*TASK PROMPT*. Write out the full set of records below exactly.
########################################
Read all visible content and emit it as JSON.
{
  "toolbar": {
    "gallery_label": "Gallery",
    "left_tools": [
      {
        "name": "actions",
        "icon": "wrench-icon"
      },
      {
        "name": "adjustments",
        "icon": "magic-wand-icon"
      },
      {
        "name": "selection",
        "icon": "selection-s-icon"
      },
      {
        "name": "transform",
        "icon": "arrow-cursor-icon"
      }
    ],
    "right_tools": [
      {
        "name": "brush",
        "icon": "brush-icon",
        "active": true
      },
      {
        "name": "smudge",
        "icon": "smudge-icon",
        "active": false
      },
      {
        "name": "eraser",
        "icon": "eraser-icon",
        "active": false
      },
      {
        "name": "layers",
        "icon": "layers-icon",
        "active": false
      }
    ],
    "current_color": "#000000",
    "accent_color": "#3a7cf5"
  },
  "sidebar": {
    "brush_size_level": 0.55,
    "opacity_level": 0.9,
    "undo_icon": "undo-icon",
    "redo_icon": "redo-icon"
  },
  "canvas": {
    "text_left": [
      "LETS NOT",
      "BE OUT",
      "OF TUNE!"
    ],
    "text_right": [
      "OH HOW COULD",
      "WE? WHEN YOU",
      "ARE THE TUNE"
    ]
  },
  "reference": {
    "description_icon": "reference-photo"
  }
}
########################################
*RESULT OF THE TASK*.
Read all visible content and emit it as JSON.
{
  "toolbar": {
    "gallery_label": "Gallery",
    "left_tools": [
      {
        "name": "actions",
        "icon": "wrench-icon"
      },
      {
        "name": "adjustments",
        "icon": "magic-wand-icon"
      },
      {
        "name": "selection",
        "icon": "selection-s-icon"
      },
      {
        "name": "transform",
        "icon": "arrow-cursor-icon"
      }
    ],
    "right_tools": [
      {
        "name": "brush",
        "icon": "brush-icon",
        "active": true
      },
      {
        "name": "smudge",
        "icon": "smudge-icon",
        "active": false
      },
      {
        "name": "eraser",
        "icon": "eraser-icon",
        "active": false
      },
      {
        "name": "layers",
        "icon": "layers-icon",
        "active": false
      }
    ],
    "current_color": "#000000",
    "accent_color": "#3a7cf5"
  },
  "sidebar": {
    "brush_size_level": 0.55,
    "opacity_level": 0.9,
    "undo_icon": "undo-icon",
    "redo_icon": "redo-icon"
  },
  "canvas": {
    "text_left": [
      "LETS NOT",
      "BE OUT",
      "OF TUNE!"
    ],
    "text_right": [
      "OH HOW COULD",
      "WE? WHEN YOU",
      "ARE THE TUNE"
    ]
  },
  "reference": {
    "description_icon": "reference-photo"
  }
}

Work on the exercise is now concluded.